**Input records**.
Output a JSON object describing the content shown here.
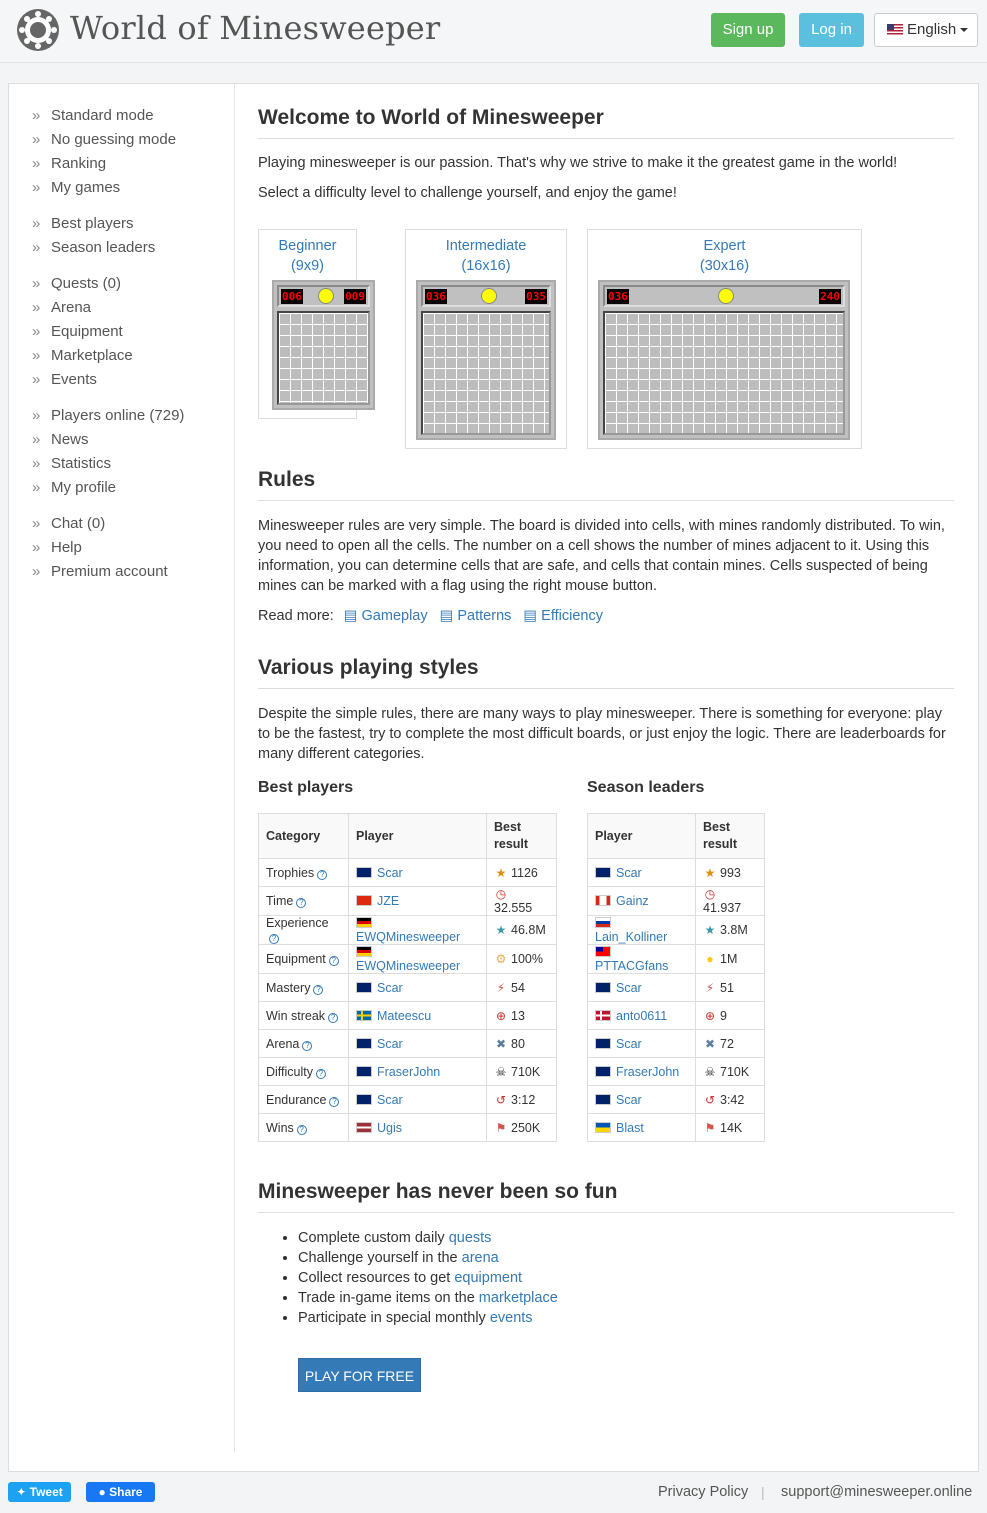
{
  "header": {
    "logo_text": "World of Minesweeper",
    "signup_label": "Sign up",
    "login_label": "Log in",
    "language_label": "English"
  },
  "sidebar": {
    "groups": [
      [
        "Standard mode",
        "No guessing mode",
        "Ranking",
        "My games"
      ],
      [
        "Best players",
        "Season leaders"
      ],
      [
        "Quests (0)",
        "Arena",
        "Equipment",
        "Marketplace",
        "Events"
      ],
      [
        "Players online (729)",
        "News",
        "Statistics",
        "My profile"
      ],
      [
        "Chat (0)",
        "Help",
        "Premium account"
      ]
    ]
  },
  "welcome": {
    "title": "Welcome to World of Minesweeper",
    "p1": "Playing minesweeper is our passion. That's why we strive to make it the greatest game in the world!",
    "p2": "Select a difficulty level to challenge yourself, and enjoy the game!",
    "levels": [
      {
        "name": "Beginner",
        "size": "(9x9)",
        "left": "006",
        "right": "009"
      },
      {
        "name": "Intermediate",
        "size": "(16x16)",
        "left": "036",
        "right": "035"
      },
      {
        "name": "Expert",
        "size": "(30x16)",
        "left": "036",
        "right": "240"
      }
    ]
  },
  "rules": {
    "title": "Rules",
    "text": "Minesweeper rules are very simple. The board is divided into cells, with mines randomly distributed. To win, you need to open all the cells. The number on a cell shows the number of mines adjacent to it. Using this information, you can determine cells that are safe, and cells that contain mines. Cells suspected of being mines can be marked with a flag using the right mouse button.",
    "read_more": "Read more:",
    "links": [
      "Gameplay",
      "Patterns",
      "Efficiency"
    ]
  },
  "styles": {
    "title": "Various playing styles",
    "text": "Despite the simple rules, there are many ways to play minesweeper. There is something for everyone: play to be the fastest, try to complete the most difficult boards, or just enjoy the logic. There are leaderboards for many different categories."
  },
  "best_players": {
    "title": "Best players",
    "headers": [
      "Category",
      "Player",
      "Best result"
    ],
    "rows": [
      {
        "category": "Trophies",
        "player": "Scar",
        "result": "1126",
        "icon": "trophy-icon",
        "flag": "AU"
      },
      {
        "category": "Time",
        "player": "JZE",
        "result": "32.555",
        "icon": "clock-icon",
        "flag": "CN"
      },
      {
        "category": "Experience",
        "player": "EWQMinesweeper",
        "result": "46.8M",
        "icon": "star-icon",
        "flag": "DE"
      },
      {
        "category": "Equipment",
        "player": "EWQMinesweeper",
        "result": "100%",
        "icon": "gear-icon",
        "flag": "DE"
      },
      {
        "category": "Mastery",
        "player": "Scar",
        "result": "54",
        "icon": "bolt-icon",
        "flag": "AU"
      },
      {
        "category": "Win streak",
        "player": "Mateescu",
        "result": "13",
        "icon": "crosshair-icon",
        "flag": "SE"
      },
      {
        "category": "Arena",
        "player": "Scar",
        "result": "80",
        "icon": "swords-icon",
        "flag": "AU"
      },
      {
        "category": "Difficulty",
        "player": "FraserJohn",
        "result": "710K",
        "icon": "skull-icon",
        "flag": "AU"
      },
      {
        "category": "Endurance",
        "player": "Scar",
        "result": "3:12",
        "icon": "history-icon",
        "flag": "AU"
      },
      {
        "category": "Wins",
        "player": "Ugis",
        "result": "250K",
        "icon": "flag-icon",
        "flag": "LV"
      }
    ]
  },
  "season_leaders": {
    "title": "Season leaders",
    "headers": [
      "Player",
      "Best result"
    ],
    "rows": [
      {
        "player": "Scar",
        "result": "993",
        "icon": "trophy-icon",
        "flag": "AU"
      },
      {
        "player": "Gainz",
        "result": "41.937",
        "icon": "clock-icon",
        "flag": "CA"
      },
      {
        "player": "Lain_Kolliner",
        "result": "3.8M",
        "icon": "star-icon",
        "flag": "RU"
      },
      {
        "player": "PTTACGfans",
        "result": "1M",
        "icon": "coin-icon",
        "flag": "TW"
      },
      {
        "player": "Scar",
        "result": "51",
        "icon": "bolt-icon",
        "flag": "AU"
      },
      {
        "player": "anto0611",
        "result": "9",
        "icon": "crosshair-icon",
        "flag": "DK"
      },
      {
        "player": "Scar",
        "result": "72",
        "icon": "swords-icon",
        "flag": "AU"
      },
      {
        "player": "FraserJohn",
        "result": "710K",
        "icon": "skull-icon",
        "flag": "AU"
      },
      {
        "player": "Scar",
        "result": "3:42",
        "icon": "history-icon",
        "flag": "AU"
      },
      {
        "player": "Blast",
        "result": "14K",
        "icon": "flag-icon",
        "flag": "UA"
      }
    ]
  },
  "fun": {
    "title": "Minesweeper has never been so fun",
    "items": [
      {
        "text": "Complete custom daily ",
        "link": "quests"
      },
      {
        "text": "Challenge yourself in the ",
        "link": "arena"
      },
      {
        "text": "Collect resources to get ",
        "link": "equipment"
      },
      {
        "text": "Trade in-game items on the ",
        "link": "marketplace"
      },
      {
        "text": "Participate in special monthly ",
        "link": "events"
      }
    ],
    "play_button": "PLAY FOR FREE"
  },
  "footer": {
    "tweet": "Tweet",
    "share": "Share",
    "privacy": "Privacy Policy",
    "separator": "|",
    "email": "support@minesweeper.online"
  },
  "colors": {
    "accent": "#337ab7",
    "signup": "#5cb85c",
    "login": "#5bc0de"
  }
}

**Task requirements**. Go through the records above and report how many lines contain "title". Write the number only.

**Solution for this exercise**. 6